According to the U.S. Department of Transportation Federal Highway Administration’s website, “the typical noise level inside a passenger vehicle without additional interior noise sources such as a radio playing is 60 decibels. It is not clear what combination of noise level increase and amount of vibration is necessary to alert a drowsy driver, but numbers from 6-15 decibels are mentioned in various studies. The increase in noise inside the passenger compartment typically correlates to an increase in noise outside the vehicle, which is why neighbors object to rumble strips. Proximity also greatly affects the amount of noise heard by neighbors.”
Road agencies have experimented with several alternatives to reduce exterior noise. Some simply ban their use in residential areas, while others try other alternatives to improve safety before considering rumble strips. And when rumble strips are placed near residences, agencies may discontinue the rumble strips where residences are very close to the road or around tight curves where large vehicles are more likely to have a wheel go beyond the edge line.
- Do you believe the noise created by the rumble strips may have a negative impact on residents’ enjoyment of the lake?
Yes or No
- Do you think that the noise created by the rumble strips could have a negative impact on the lake environment and wildlife?
Yes or No
- Would you like the Highway Program manager/Maine DOT to look into the possibility of modifying or eliminating the rumble strips to reduce the noise they create?
Yes or No
- Are there any other observation you would like to comment on with regard to the other improvements to the (Moose pond) Causeway.

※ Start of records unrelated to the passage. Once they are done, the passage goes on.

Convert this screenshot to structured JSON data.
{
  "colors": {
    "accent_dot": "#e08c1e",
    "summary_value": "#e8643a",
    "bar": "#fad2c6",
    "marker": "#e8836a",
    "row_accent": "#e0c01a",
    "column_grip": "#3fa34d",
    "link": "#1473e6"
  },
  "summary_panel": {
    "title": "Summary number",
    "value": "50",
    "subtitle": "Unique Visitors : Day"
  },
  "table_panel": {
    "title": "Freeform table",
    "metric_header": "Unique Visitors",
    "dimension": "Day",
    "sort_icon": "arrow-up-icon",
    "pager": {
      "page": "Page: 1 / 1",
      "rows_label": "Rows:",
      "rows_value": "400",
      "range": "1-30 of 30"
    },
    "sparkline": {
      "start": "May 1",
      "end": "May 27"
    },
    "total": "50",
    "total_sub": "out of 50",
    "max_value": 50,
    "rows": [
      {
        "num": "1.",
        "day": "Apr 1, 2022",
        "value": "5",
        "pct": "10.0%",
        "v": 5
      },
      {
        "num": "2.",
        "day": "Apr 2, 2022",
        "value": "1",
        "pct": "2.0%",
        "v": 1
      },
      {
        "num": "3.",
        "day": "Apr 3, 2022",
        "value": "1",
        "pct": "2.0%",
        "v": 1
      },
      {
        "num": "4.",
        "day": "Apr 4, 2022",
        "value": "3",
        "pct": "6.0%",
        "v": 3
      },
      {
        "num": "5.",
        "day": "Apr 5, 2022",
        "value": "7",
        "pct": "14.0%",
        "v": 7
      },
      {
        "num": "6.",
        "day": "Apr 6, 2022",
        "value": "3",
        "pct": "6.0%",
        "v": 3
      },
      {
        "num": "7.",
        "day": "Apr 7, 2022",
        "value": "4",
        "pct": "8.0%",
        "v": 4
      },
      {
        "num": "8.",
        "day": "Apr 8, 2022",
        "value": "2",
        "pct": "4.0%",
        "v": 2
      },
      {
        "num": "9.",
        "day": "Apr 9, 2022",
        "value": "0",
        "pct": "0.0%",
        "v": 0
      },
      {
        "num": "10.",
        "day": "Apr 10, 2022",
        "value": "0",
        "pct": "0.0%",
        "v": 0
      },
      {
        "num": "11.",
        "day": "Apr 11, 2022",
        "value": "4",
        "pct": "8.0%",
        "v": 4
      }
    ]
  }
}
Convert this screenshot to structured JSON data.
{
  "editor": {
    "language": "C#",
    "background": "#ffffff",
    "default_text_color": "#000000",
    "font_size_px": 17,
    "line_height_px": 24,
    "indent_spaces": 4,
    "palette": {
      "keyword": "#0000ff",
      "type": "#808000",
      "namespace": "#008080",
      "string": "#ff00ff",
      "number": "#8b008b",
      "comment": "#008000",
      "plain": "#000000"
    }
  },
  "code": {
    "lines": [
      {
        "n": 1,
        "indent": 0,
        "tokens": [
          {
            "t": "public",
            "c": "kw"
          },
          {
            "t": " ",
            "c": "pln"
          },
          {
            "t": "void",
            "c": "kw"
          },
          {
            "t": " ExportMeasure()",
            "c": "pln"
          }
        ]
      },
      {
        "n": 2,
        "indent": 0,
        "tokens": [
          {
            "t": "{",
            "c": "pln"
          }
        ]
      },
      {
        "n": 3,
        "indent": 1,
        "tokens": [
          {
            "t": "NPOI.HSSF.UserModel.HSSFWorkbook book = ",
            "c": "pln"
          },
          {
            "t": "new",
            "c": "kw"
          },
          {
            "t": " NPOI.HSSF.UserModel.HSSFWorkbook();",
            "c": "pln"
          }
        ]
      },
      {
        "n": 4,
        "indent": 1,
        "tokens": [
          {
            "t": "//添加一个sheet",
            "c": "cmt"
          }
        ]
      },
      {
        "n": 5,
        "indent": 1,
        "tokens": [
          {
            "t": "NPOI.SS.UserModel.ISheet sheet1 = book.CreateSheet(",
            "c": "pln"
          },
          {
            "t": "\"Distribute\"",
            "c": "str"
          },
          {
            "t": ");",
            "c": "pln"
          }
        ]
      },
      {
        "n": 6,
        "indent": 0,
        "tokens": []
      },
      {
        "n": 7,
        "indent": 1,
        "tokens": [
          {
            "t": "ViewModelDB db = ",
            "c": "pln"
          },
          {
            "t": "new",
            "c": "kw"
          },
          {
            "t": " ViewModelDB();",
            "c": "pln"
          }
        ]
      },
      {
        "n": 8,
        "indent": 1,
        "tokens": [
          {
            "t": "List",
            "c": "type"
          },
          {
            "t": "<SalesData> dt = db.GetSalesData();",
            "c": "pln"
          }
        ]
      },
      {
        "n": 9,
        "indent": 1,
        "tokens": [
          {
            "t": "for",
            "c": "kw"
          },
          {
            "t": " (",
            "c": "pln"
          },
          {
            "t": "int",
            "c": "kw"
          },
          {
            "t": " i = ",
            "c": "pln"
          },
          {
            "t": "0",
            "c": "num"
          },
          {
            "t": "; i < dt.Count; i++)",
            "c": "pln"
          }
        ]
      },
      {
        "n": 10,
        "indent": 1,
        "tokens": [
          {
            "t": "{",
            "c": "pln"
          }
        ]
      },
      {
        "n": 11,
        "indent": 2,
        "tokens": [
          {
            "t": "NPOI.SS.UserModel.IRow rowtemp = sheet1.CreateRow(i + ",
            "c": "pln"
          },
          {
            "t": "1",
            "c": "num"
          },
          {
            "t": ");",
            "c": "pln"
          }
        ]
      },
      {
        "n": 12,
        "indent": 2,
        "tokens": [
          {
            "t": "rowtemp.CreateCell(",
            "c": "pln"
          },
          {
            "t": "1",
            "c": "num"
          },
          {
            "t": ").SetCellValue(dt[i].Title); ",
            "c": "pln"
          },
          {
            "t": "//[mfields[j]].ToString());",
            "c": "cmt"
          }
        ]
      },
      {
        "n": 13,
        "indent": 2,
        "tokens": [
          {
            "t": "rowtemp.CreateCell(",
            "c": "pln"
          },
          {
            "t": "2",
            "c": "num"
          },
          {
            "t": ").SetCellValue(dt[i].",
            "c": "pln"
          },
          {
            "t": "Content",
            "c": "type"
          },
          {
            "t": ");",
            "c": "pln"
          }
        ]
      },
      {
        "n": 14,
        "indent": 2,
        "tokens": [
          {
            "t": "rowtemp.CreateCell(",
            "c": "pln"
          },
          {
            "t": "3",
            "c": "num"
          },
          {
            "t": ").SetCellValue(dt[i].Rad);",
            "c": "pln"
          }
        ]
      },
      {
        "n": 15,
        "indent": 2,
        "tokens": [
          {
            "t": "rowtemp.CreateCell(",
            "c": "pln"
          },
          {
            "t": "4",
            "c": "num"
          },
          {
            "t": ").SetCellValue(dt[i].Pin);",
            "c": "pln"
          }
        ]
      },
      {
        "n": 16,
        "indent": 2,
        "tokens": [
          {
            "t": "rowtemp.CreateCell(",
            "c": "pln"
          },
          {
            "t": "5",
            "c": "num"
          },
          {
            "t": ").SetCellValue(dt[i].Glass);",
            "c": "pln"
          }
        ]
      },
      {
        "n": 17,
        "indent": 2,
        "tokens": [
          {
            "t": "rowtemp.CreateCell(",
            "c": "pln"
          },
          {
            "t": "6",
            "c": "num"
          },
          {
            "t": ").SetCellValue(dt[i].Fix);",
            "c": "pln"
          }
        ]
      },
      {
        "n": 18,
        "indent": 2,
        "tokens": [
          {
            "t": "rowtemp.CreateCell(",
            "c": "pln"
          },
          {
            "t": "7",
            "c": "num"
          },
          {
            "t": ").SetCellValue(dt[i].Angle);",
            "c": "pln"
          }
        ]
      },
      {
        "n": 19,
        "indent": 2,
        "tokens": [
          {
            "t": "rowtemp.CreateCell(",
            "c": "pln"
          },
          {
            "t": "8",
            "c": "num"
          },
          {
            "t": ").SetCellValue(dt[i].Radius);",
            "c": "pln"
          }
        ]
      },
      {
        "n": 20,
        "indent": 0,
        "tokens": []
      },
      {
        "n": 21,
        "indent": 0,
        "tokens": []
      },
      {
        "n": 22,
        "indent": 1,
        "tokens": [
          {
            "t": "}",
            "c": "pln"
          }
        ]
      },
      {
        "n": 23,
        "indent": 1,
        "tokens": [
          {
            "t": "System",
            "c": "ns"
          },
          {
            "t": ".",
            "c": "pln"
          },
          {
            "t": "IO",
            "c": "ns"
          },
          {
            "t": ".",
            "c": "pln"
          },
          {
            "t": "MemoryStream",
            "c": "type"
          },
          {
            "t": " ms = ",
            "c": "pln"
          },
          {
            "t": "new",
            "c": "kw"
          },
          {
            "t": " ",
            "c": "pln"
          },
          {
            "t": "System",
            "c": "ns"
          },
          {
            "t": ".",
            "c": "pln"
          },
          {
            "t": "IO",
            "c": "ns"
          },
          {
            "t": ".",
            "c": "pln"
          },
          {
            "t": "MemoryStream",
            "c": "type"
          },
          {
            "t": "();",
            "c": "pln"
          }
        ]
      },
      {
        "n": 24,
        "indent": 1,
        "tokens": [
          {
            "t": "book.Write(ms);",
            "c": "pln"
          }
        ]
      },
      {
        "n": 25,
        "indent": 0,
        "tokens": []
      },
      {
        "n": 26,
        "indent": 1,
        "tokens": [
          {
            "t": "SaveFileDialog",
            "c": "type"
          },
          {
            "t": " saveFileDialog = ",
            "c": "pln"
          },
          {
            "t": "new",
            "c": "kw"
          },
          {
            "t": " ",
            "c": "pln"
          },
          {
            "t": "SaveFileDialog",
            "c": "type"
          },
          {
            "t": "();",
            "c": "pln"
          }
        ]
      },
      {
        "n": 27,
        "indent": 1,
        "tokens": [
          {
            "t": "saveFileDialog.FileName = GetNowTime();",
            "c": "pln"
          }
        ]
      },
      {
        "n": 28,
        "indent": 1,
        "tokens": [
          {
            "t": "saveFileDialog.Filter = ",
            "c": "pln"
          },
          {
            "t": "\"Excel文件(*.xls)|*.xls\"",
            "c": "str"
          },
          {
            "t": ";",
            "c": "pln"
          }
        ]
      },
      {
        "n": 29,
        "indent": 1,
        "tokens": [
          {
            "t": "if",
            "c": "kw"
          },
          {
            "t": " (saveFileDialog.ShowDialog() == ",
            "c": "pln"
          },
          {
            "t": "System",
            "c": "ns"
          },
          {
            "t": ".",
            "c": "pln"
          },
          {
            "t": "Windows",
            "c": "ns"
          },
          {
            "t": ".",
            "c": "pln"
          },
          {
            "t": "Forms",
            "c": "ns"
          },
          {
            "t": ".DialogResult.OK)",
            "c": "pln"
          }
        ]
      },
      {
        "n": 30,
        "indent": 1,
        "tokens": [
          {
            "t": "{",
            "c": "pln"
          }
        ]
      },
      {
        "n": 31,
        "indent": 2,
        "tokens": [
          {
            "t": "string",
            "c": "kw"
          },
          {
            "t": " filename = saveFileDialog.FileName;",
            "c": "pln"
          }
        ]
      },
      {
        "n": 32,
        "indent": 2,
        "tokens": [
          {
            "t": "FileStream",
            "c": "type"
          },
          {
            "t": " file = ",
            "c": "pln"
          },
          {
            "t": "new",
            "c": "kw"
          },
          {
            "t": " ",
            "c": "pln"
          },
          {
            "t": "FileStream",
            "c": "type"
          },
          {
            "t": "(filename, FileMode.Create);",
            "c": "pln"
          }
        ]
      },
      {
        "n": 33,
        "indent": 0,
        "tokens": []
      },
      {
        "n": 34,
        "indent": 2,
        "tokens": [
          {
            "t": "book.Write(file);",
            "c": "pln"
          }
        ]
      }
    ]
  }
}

May we include your name as a respondent to this survey? Yes or No
The survey link: